If a line in the entries contains the word "count", list it.
•••••
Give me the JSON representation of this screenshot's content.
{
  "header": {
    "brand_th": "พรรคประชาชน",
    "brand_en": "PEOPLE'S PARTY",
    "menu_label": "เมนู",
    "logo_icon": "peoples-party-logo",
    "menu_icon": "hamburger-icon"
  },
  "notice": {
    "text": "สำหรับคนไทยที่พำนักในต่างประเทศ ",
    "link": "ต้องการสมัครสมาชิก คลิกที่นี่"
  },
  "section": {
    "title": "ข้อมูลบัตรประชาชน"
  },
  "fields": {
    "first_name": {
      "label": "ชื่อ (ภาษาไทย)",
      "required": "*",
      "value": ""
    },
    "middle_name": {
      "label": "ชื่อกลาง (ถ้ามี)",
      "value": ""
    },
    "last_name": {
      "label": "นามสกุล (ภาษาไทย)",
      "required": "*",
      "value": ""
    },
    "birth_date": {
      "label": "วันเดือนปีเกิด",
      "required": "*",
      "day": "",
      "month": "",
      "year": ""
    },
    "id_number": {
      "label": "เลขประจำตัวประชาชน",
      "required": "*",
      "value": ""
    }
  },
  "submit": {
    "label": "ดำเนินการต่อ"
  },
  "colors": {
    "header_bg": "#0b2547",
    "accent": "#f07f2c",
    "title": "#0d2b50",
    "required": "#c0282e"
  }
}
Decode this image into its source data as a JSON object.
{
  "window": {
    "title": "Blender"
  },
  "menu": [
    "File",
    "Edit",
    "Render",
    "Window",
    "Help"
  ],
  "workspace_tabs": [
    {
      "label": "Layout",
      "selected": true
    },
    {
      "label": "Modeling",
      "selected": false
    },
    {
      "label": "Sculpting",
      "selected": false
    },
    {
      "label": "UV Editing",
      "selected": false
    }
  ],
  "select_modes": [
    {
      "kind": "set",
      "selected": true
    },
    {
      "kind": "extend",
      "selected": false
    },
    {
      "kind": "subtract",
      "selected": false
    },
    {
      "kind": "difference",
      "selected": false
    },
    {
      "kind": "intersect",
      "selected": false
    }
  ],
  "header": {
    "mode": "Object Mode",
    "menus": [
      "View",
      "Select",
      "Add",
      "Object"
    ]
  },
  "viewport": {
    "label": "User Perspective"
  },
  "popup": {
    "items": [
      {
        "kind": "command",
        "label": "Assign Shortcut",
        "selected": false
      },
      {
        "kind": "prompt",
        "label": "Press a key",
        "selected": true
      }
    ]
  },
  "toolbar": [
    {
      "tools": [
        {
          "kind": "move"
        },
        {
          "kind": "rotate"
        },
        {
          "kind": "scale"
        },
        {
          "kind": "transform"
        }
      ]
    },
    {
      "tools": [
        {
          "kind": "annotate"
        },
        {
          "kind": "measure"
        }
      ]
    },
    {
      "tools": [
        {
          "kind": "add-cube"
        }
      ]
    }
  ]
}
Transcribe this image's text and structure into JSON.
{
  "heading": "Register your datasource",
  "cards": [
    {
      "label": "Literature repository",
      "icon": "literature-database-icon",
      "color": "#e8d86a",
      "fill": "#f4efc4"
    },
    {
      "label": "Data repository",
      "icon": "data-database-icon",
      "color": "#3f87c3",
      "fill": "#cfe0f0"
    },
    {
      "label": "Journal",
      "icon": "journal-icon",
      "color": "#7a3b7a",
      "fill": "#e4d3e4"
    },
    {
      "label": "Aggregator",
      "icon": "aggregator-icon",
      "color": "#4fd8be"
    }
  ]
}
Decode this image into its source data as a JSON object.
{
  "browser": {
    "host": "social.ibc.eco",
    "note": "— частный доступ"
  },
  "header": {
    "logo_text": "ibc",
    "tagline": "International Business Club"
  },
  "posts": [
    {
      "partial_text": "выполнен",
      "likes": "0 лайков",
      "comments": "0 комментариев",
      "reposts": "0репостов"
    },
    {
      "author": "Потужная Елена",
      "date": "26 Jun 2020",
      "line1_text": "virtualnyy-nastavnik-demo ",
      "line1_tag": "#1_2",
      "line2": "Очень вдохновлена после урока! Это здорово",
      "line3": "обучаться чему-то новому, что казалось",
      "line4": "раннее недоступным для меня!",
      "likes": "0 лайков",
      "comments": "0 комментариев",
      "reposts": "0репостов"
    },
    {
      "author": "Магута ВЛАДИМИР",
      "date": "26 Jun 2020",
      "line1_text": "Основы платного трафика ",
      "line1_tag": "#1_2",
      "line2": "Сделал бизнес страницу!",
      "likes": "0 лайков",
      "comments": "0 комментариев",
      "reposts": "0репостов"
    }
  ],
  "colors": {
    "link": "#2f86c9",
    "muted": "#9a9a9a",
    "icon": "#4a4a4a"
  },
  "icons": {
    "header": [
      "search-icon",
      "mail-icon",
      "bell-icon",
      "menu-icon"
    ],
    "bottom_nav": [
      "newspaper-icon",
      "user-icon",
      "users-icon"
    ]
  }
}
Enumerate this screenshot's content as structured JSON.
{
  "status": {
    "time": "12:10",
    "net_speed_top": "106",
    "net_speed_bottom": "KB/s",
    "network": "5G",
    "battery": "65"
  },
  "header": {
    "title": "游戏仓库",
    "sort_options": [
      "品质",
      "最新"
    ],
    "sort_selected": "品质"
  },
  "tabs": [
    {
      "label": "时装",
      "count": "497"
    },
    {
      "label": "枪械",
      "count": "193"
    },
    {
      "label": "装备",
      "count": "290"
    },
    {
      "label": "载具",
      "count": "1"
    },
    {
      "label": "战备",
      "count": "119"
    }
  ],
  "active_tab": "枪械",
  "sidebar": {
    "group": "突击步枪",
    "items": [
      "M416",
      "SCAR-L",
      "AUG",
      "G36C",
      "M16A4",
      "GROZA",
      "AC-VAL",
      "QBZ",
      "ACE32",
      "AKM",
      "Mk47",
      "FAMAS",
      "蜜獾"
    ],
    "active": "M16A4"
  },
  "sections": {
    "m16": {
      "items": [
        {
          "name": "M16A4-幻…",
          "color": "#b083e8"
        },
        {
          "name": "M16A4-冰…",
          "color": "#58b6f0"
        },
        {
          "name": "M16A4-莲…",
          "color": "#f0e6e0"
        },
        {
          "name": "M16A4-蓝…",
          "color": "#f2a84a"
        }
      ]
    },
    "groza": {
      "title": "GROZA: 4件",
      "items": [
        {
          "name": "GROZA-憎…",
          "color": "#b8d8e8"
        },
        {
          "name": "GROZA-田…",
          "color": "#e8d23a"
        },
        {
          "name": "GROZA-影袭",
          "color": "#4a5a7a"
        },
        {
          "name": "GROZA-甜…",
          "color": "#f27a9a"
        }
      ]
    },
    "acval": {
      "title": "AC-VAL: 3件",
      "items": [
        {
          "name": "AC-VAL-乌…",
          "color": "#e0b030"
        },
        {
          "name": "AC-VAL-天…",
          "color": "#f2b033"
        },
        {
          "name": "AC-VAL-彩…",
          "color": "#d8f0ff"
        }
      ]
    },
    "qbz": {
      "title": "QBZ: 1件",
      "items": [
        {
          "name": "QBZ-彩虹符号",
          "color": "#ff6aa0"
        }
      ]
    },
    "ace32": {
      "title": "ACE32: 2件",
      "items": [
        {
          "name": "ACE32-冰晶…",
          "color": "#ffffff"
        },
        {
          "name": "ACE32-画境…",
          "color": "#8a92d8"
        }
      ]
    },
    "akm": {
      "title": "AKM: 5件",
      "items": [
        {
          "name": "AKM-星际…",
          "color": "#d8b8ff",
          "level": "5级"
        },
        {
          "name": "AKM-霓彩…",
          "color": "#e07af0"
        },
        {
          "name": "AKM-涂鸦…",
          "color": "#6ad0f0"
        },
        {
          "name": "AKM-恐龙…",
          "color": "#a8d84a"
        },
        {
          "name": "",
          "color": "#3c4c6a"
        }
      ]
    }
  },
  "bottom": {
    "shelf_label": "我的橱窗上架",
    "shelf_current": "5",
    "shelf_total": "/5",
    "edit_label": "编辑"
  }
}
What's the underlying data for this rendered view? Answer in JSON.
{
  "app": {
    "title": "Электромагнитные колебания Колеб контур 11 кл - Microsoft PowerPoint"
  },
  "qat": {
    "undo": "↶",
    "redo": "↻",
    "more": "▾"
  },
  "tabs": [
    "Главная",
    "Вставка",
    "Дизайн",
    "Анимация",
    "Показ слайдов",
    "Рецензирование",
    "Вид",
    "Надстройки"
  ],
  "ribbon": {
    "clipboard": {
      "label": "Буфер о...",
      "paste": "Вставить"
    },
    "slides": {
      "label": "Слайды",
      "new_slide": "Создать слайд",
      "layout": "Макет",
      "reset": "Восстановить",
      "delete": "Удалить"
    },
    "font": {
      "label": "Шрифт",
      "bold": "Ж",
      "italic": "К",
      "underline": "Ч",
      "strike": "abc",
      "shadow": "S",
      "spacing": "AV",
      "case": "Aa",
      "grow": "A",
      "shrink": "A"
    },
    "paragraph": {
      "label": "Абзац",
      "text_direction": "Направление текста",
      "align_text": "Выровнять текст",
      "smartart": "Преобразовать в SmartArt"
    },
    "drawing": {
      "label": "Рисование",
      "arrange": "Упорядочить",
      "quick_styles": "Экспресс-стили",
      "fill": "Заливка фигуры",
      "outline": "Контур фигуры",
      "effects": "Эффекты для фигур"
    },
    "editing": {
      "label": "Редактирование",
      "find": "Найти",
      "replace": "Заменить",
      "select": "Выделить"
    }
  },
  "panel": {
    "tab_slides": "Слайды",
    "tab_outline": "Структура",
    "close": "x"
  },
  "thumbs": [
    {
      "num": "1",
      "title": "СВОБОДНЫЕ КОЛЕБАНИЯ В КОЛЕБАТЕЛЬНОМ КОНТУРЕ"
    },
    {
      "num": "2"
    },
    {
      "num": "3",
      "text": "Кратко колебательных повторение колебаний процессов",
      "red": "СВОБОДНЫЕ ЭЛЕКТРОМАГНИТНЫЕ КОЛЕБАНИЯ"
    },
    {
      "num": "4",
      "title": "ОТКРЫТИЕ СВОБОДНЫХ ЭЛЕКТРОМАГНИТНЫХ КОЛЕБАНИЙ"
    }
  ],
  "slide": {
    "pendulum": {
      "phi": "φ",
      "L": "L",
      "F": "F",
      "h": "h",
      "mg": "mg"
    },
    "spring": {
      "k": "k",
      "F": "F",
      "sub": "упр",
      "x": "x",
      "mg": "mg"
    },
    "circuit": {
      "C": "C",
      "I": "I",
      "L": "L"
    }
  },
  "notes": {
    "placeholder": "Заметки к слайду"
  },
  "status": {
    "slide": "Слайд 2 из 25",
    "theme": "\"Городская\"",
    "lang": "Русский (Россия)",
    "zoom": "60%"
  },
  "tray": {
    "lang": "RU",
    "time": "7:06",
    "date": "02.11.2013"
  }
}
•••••
• **SOLUTION FOR THIS PROBLEM**:
      "count": "497"
      "count": "193"
      "count": "290"
      "count": "1"
      "count": "119"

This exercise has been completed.